HONOLULU — The first building of the multiphase master plan for the Kapio’lani Medical Center for Women & Children (KMCWC) has officially begun construction. After seven years of planning, the $120 million hospital tower project broke ground Feb. 19 to house the medical center’s new neonatal and pediatric intensive care units.
Situated on a 4.4-acre site, the new building will relieve overcrowding at the hospital and nearly quintuple the size of neonatal intensive care space from approximately 7,700 square feet to 36,600 square feet. The pediatric care unit will also triple in size and family education, living spaces and waiting areas, and an expanded play room will also be added. Overall, the neonatal and intensive care space at the new tower will add several private rooms and expand space from just 10,000 square feet to 50,000 square feet. The tower and master plan are led by HDR Inc, headquartered in Omaha, Neb.
While the building will hold great meaning to the medical center, which is in desperate need for additional and updated medical spaces, the design features symbolism derived from the Hawaiian culture and landscape, according to Jim Hohenstein, AIA, senior vice president at HDR Inc.
“Because much of the money to build the original Kapio’lani Maternity Hospital was raised through celebrations and luaus to create a link with the past, the new KMCWC was design to celebrate the natural features of the Aloha State and its people,” Hohenstein said. “The use of indigenous Hawaiian materials is meant to lend a familiarity to the families and patient that will use the facility. The use of symbols and imagery will pay homage to the island’s people, customs and traditions.”
The rock, ocean and landscape are integral to the Hawaiian environment and serve as metaphors for birth, life and health, Hohenstein said. The design expounds on this metaphor through various design details and features.
“The overall folded plate of the building exterior represents a seashell and the protective environment it provides for the living form inside, much as the hospital will do for its patients,” Hohenstein said. “The placing of the lei over a person’s head is a traditional Hawaiian greeting, so all who enter the facility will receive this spirit of aloha. An open lei built of simulated wood panels surrounds the front door for all to pass through.”

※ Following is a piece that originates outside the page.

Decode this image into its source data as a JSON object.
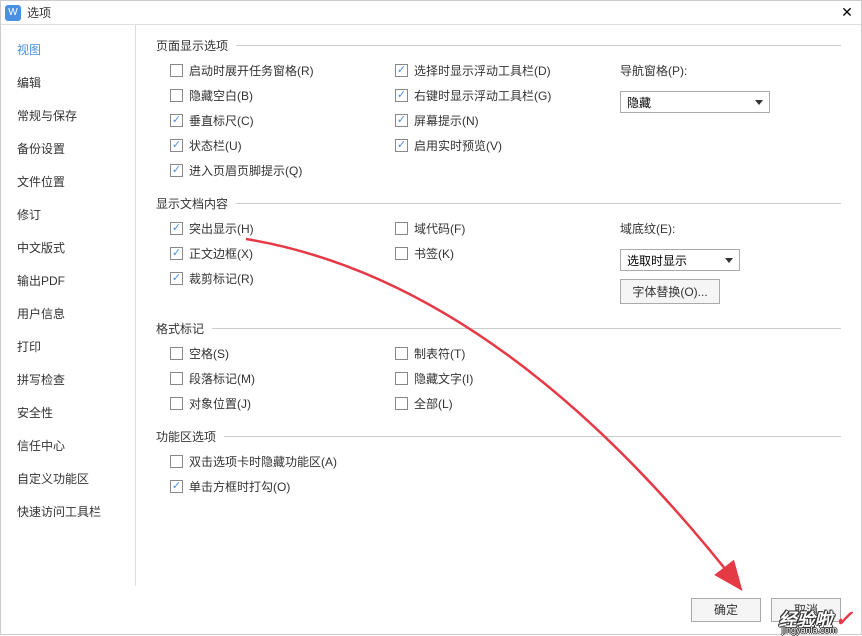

In undertaking the massive master plan, Hohenstein said he took away from the project the importance of remaining flexible and open-minded during the planning phases.
“This project took two major master planning efforts with numerous smaller iterations over a seven-year period before actual hospital construction took place,” he said. “HDR remained flexible and open to new ideas whenever the client’s criteria changed and we were therefore able to adjust a move with the punches. Locking in too early on master plan concepts and not being able to back off and take another look would have been detrimental.”